Data entries:

== Segment start ==

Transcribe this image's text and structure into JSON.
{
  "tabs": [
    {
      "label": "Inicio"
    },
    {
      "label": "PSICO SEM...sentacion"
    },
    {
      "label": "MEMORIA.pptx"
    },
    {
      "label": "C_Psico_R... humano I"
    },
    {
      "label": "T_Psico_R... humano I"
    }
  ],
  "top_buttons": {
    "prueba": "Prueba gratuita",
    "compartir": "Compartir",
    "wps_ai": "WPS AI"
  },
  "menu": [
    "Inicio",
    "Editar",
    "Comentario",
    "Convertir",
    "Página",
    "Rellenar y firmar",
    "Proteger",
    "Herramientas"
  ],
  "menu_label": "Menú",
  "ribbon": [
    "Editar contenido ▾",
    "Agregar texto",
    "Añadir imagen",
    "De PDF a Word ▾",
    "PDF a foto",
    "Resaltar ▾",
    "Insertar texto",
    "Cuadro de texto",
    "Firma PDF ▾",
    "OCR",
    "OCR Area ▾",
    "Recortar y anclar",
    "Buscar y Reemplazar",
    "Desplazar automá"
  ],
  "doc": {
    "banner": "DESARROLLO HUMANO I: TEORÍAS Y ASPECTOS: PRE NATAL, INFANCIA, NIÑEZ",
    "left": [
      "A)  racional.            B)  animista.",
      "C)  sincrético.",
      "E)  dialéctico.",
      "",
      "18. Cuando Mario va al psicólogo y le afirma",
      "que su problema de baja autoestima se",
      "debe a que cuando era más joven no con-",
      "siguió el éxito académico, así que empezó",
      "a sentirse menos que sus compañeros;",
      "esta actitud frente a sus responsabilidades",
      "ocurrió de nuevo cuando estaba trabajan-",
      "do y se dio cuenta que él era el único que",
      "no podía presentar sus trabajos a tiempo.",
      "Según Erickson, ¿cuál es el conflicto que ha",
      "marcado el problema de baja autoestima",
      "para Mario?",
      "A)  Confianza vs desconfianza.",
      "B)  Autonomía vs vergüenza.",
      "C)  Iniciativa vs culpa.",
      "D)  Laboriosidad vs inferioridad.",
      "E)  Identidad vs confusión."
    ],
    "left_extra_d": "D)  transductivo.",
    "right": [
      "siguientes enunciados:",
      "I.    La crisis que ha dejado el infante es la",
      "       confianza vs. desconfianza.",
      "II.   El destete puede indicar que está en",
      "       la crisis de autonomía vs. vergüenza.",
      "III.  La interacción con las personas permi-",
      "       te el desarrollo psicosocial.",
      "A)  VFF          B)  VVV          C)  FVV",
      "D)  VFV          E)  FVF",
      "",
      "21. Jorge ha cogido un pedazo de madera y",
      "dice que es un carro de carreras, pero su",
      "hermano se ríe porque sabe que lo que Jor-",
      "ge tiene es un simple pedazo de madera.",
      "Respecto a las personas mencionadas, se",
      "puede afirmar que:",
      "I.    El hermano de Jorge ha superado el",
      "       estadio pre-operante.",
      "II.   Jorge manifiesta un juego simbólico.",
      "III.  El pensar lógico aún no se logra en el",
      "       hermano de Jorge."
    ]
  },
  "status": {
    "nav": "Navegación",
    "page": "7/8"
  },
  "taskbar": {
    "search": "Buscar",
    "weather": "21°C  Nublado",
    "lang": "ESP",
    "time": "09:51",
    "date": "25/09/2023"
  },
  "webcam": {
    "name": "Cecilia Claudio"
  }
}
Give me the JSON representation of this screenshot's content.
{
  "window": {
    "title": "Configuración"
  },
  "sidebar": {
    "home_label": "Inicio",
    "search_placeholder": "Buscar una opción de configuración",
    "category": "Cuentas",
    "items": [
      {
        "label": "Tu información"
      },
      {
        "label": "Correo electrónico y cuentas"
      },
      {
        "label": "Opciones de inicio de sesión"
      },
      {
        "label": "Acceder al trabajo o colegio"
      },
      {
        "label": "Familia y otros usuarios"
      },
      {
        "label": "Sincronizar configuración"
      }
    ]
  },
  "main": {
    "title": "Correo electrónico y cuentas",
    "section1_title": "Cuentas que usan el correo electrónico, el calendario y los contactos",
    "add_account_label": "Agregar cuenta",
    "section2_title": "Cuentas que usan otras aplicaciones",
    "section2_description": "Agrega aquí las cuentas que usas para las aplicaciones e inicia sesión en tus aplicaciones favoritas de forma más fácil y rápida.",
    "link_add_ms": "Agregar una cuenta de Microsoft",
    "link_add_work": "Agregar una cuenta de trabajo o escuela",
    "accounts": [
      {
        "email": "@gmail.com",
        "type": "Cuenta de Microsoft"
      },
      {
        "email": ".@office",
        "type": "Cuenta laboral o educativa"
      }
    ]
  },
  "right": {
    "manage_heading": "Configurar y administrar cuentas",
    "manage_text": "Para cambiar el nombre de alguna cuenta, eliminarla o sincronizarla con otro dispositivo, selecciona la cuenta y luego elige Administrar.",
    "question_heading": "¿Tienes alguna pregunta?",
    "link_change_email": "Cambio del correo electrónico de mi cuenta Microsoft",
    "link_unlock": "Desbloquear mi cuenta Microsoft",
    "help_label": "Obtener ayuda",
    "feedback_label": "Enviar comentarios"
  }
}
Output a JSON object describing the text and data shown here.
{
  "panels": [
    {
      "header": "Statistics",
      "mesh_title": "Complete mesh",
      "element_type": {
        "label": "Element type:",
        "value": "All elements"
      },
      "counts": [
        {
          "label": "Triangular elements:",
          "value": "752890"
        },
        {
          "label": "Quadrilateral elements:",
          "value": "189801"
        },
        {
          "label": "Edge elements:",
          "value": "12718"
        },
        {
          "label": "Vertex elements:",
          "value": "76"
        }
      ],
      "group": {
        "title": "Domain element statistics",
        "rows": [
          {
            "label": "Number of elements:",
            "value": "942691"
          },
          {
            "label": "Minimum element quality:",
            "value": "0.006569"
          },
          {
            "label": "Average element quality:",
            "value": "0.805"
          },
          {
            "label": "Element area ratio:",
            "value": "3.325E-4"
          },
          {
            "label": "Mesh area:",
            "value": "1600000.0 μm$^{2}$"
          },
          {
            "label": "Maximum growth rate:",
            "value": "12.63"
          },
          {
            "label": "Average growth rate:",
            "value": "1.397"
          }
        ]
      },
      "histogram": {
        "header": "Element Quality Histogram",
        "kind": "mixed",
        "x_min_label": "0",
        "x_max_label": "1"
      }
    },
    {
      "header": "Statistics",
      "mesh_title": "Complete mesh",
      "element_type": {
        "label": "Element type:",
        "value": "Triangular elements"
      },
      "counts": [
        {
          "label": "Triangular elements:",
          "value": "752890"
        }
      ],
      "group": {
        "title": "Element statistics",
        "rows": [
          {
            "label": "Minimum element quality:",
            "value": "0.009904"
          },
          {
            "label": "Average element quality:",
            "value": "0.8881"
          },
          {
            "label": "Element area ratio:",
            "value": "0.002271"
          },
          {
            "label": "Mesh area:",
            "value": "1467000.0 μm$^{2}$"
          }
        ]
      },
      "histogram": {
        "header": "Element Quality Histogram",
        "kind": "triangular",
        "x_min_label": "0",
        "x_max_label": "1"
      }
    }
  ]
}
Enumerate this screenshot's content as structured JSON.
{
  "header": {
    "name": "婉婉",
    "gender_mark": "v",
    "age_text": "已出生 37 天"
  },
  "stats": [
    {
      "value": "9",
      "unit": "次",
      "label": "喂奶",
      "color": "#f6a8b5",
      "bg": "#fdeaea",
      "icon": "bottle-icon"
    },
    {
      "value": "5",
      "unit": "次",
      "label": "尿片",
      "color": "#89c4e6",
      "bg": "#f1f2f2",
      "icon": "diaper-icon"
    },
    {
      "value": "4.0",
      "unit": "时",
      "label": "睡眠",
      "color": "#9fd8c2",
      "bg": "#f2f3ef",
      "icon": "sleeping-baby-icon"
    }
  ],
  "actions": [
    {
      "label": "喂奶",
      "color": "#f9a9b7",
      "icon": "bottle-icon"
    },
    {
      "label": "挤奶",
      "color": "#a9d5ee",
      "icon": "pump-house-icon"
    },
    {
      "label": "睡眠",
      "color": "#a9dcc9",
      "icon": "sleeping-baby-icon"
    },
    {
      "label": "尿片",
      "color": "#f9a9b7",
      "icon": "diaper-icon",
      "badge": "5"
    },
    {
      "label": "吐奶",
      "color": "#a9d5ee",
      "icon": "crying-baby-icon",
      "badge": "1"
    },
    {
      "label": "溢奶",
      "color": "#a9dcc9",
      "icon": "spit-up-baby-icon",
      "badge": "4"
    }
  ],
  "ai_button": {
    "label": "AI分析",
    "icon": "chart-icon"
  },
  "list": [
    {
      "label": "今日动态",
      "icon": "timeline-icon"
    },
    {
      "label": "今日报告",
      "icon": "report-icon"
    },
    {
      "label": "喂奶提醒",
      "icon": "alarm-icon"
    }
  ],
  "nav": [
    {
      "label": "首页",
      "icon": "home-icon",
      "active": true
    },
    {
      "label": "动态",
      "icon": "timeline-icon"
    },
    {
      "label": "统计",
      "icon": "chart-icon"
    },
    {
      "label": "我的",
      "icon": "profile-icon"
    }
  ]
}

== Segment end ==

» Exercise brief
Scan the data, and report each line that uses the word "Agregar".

» Reply to the task
    "Agregar texto",
    "add_account_label": "Agregar cuenta",
    "link_add_ms": "Agregar una cuenta de Microsoft",
    "link_add_work": "Agregar una cuenta de trabajo o escuela",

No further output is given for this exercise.